Go to Navigation
Go to Content
Go to Search
Part of European Paintings
Cosmè Tura (Cosimo di Domenico di Bonaventura) (Italian, Ferrara ca. 1433–1495 Ferrara)
Date: 1470sAccession Number: 49.7.17
Master G.Z. (Italian, active Ferrara first third 15th century)
Date: ca. 1420–30Accession Number: 65.181.5
Donato de' Bardi (Italian, Lombard, active by 1426–died 1450/51)
Date: ca. 1425–30Accession Number: 37.163.1–3
Carlo Crivelli (Italian, Venice (?), active by 1457–died 1495 Ascoli Piceno)
Date: ca. 1480Accession Number: 49.7.5
Browse current and upcoming exhibitions and events.
The centers of North Italian painting were Milan, Venice, Bologna, and Ferrara. Venice aside, the art of each of these schools was an art of the courts, with a premium placed on rich surface treatment, naturalistic details, and elegance. The defining mediums were goldsmith's work and illuminated manuscripts, from which paintings often borrowed their aesthetic. A self-conscious style modeled on the prevailing intricacy of literary description was highly valued.

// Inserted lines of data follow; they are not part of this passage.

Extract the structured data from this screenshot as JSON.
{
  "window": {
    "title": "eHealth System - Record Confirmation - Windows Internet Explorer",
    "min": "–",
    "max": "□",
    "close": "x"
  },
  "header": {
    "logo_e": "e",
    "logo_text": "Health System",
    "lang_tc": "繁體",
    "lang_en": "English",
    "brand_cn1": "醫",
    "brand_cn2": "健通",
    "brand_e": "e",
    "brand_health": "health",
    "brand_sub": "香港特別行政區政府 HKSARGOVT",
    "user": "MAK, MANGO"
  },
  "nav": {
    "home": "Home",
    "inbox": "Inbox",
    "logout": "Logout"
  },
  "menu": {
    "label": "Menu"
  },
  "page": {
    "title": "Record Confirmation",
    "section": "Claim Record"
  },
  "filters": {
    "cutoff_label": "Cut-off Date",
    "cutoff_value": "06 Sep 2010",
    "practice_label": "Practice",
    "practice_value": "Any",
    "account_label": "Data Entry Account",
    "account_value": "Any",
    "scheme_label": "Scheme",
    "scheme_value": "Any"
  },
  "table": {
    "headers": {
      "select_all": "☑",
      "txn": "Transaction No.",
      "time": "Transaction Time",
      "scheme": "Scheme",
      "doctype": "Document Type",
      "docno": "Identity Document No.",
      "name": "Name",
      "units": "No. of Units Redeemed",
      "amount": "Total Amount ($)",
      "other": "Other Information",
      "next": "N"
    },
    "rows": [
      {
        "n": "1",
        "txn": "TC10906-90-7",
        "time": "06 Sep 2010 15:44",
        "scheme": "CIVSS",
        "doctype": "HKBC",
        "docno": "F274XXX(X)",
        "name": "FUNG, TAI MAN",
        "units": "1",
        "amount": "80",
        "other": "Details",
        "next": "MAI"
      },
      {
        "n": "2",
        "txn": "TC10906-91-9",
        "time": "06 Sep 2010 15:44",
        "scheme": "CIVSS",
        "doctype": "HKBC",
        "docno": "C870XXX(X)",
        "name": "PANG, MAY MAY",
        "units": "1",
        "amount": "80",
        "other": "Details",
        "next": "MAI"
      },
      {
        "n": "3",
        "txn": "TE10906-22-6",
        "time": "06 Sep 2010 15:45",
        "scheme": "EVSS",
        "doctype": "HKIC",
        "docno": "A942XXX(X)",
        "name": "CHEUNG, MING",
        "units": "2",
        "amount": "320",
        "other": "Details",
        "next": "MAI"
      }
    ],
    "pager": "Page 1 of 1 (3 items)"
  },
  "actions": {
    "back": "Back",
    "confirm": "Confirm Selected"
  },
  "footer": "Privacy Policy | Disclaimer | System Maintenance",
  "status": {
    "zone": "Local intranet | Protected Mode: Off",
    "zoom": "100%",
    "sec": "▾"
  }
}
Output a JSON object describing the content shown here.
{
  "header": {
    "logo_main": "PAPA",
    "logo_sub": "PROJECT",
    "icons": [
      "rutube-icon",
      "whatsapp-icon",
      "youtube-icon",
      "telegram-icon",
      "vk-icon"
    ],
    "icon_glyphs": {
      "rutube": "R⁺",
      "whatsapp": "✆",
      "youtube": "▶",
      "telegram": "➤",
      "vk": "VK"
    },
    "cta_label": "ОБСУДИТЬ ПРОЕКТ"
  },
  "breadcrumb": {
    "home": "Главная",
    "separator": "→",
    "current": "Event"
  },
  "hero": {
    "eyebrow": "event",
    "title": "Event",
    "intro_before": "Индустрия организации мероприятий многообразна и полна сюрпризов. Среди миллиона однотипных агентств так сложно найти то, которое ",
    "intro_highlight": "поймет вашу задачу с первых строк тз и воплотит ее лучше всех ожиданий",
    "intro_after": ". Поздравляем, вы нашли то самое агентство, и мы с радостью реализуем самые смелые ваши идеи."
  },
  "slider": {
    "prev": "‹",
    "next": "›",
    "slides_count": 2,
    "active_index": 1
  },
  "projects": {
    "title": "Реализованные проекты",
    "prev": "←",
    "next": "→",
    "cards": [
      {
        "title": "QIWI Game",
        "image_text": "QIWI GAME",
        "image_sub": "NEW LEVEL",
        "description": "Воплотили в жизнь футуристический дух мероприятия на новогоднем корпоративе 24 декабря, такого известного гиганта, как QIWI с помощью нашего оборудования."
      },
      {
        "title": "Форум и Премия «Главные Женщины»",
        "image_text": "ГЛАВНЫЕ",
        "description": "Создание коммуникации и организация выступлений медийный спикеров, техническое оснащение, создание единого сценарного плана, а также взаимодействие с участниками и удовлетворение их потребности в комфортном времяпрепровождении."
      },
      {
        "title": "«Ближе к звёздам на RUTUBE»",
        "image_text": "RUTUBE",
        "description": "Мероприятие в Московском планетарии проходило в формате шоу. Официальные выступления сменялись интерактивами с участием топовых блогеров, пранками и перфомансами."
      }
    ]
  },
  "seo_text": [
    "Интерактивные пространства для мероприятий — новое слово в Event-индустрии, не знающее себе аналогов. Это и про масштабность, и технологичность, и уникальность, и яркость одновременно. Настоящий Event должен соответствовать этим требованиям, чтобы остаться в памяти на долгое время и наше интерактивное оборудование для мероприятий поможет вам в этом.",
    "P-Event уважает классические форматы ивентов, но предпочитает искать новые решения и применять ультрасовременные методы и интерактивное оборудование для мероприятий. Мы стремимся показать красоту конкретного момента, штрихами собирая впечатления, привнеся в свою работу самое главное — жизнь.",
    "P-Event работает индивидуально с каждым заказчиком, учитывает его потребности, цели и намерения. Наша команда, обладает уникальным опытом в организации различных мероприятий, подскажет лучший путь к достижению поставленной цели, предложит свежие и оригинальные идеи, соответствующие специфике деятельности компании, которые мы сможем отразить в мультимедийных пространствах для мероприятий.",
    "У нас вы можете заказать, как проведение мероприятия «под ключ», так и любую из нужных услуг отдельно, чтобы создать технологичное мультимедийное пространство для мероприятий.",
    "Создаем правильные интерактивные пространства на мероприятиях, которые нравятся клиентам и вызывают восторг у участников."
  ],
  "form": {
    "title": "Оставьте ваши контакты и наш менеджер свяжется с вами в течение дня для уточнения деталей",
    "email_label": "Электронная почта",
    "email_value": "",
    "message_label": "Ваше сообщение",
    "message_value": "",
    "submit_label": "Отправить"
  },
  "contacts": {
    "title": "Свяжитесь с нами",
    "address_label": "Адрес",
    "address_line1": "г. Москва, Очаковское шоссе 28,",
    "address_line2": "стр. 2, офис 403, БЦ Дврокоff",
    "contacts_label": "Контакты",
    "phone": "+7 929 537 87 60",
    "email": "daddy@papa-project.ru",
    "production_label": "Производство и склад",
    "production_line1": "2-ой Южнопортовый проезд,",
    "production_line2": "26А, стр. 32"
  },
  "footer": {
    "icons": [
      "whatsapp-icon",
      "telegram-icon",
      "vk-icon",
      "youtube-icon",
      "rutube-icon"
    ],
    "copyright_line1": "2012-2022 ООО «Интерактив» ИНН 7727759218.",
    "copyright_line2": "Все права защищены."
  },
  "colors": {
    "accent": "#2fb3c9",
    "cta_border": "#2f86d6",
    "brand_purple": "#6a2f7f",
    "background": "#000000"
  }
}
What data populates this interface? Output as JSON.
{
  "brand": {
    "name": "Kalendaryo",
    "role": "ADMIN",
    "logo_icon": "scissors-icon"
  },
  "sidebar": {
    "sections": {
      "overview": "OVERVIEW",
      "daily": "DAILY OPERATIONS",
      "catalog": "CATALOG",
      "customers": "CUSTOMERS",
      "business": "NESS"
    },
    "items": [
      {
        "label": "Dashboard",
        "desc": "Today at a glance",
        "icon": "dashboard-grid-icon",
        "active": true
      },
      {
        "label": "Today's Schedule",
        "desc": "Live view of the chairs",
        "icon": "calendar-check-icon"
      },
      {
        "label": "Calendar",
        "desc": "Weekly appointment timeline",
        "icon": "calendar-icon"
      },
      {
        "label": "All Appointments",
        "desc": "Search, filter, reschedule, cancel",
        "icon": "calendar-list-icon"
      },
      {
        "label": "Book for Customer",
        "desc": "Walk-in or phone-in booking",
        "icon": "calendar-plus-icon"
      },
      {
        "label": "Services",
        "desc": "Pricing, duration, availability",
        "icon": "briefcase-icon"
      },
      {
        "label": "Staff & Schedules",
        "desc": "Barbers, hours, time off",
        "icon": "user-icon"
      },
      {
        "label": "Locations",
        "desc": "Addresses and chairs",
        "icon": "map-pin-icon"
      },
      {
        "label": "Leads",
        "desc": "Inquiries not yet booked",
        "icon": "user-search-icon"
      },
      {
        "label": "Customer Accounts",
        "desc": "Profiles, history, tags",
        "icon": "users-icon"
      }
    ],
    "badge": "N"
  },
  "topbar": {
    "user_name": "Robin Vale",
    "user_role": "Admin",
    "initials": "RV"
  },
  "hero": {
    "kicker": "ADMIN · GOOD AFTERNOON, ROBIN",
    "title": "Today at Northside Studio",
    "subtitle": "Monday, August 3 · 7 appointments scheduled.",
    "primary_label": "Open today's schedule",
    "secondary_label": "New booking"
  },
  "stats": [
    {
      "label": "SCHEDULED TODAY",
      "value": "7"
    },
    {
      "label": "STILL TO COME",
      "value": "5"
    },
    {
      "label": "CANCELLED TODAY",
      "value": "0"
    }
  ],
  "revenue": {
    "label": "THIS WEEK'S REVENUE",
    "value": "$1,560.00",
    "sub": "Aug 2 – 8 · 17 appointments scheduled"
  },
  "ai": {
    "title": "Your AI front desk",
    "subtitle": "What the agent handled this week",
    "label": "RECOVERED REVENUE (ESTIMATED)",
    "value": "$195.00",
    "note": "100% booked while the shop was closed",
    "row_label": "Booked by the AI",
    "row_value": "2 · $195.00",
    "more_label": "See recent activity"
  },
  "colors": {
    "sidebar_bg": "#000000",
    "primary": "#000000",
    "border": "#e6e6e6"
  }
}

Only gradually over the course of the fifteenth century did the Renaissance sensibility forged in Florence, with its emphasis on the imitation of classical art, gain the upper hand.
Main Building 1000 Fifth Avenue (at 82nd Street), New York, NY 10028 | 212-535-7710 (TTY: 212-650-2921)
The Cloisters 99 Margaret Corbin Drive, Fort Tryon Park, New York, NY 10040 | 212-923-3700 (TTY: 212-570-3828)